- Hold the flute horizontally, at a slight downward angle
- Cover the holes with the pads of your fingers
- Place your lips on the embouchure hole, covering about 1/5th of it
- Blow a focused stream of air
- Begin your articulations with a ‘Puh’ syllable
- Don’t flow as far down as you would on a western C or Dizi
Hindu Culture And The Bansuri
The lore of Southern Asia is richly interwoven with references to the bansuri, According to Hindu lore, Shiva gave Krishna, goddess of love, the bansuri. Krishna’s divine instrument is this very flute.
The bansuri has love written all over it. It is associated with the love goddess’s own relationship between himself and Radha (goddess of love and devotion). That is why the Rasa Lila dance is performed on the bansuri so often. In addition to this, many followers of Hinduism believe that pure hearts of those who have passed are hollowed out and turned into flutes for this god of love.
The bansuri is also depicted in Buddhist and Jain temples around the world. The playing of this instrument is combined with breathwork (prana) and yoga in some practices.
Other Bamboo Flutes
There are many bamboo flutes in this world, so be careful, we’ve got to keep them straight! It sure doesn’t help that many of the world’s flutes are simply called the ‘bamboo flute’. For example, the dizi is a Chinese bamboo flute often used to accompany opera and poetry. The difference between the dizi and the bansuri is that the bansuri does not come apart: it is always made from a single piece of bamboo. While the bansuri and dizi might look a bit alike, their functions and cultural history are entirely different.

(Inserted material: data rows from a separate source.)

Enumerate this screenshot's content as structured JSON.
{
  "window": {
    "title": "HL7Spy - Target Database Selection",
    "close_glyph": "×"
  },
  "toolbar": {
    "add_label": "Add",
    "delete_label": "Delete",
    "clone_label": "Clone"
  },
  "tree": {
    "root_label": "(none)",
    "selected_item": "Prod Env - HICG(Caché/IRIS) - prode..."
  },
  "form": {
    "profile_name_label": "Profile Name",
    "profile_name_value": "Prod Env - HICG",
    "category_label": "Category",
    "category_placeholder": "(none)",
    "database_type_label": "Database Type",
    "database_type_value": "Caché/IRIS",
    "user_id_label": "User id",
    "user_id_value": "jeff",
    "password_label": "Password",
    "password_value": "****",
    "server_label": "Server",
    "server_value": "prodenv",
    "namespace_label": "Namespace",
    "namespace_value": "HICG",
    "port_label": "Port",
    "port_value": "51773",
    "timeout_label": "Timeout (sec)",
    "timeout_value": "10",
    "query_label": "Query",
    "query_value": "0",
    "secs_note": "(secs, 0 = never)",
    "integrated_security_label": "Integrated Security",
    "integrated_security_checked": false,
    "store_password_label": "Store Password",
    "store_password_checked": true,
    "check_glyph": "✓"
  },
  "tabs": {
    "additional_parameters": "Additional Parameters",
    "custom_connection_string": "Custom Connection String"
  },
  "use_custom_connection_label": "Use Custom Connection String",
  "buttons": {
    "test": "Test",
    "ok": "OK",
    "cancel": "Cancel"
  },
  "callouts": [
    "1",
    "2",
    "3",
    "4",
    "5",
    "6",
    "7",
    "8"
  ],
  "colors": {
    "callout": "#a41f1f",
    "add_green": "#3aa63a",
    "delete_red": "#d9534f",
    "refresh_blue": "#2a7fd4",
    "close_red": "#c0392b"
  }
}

Another flute that looks similar is the venu. The venu is a transverse wooden flute that also hails from India. However, it is predominantly used in Carnatic music in the South of India, whereas the bansuri is frequently used in the North.
The Bansuri is a beautiful, ancient flute! Its history is storied and amazing. May this article inspire you to continue exploring the many flutes of the world.